Platform politics vs. content – How we communicate science on YouTube

Platform politics vs. content – How we communicate science on YouTube

Author: Andrea Geipel – Munich Center for Technology in Society (TUM), Germany

As leading social video platform, YouTube is especially known for music videos, gaming content or how-to-tutorials. However, since 2015, the number of channels in the category ‘Science’ went up from one Mio to 15 Mio displaying the growing number of interest in this niche topic. Prominent YouTube channels, like Vsauce, AsapSCIENCE or kurzgesagt (in a nutshell), present their videos to 3 to 12 Mio subscribers with topics like the fermi paradox or the napkin ring problem. Nevertheless, only a small number of studies give insight in how and to what extend YouTube as a platform influences science communication.

Using the example of five ‘Science Channels’, I argue that producers have to adapt to the platform politics of YouTube to become visible, create a community and gain success. Based on interviews, platform and video analysis as well as ethnographic methods I work out how these platform specific rules lead to a loss of relevance of the specific scientific content presented. Becoming visible is predominantly achieved by following the logics of the algorithm, that is deciding which videos are recommended to users. In addition, producers need to perform authentic and therefore coherent to their own brand and in contrast to other video producers and build networks with others.

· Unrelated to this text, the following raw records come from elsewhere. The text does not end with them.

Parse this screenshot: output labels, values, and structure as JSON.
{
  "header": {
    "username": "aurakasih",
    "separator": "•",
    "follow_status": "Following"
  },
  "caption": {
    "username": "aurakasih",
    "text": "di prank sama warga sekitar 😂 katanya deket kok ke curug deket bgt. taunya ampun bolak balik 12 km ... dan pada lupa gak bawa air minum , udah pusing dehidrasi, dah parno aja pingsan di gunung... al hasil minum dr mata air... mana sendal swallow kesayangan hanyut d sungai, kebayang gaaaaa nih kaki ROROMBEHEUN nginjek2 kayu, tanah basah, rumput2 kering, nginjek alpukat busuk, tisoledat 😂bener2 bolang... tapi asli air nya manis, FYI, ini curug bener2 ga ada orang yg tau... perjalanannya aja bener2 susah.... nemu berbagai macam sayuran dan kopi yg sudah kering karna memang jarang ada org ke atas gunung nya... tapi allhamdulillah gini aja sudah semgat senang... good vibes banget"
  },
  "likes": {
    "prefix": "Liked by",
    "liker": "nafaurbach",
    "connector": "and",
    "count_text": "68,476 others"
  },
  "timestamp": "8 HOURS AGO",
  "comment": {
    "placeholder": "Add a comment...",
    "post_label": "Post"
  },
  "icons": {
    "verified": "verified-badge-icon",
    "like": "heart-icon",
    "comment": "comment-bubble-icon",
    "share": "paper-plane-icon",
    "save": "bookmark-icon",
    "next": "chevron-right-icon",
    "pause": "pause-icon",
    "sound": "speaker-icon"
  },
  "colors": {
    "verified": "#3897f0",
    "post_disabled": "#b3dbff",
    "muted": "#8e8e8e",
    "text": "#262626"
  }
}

While in newspapers, press releases and TV shows the accuracy of the content together with the reputation of the presenter wins the audience’s attention and solace, YouTube in contrast, rewards authentic performance, entertainment and adherence to algorithmic logics of gaining visibility. In the end, this changes the public image of science as well as the way science will be communicated in the future.

The author has not yet submitted a copy of the full paper.

Presentation type: Individual paper
Theme: Science
Area of interest: Investigating science communication practices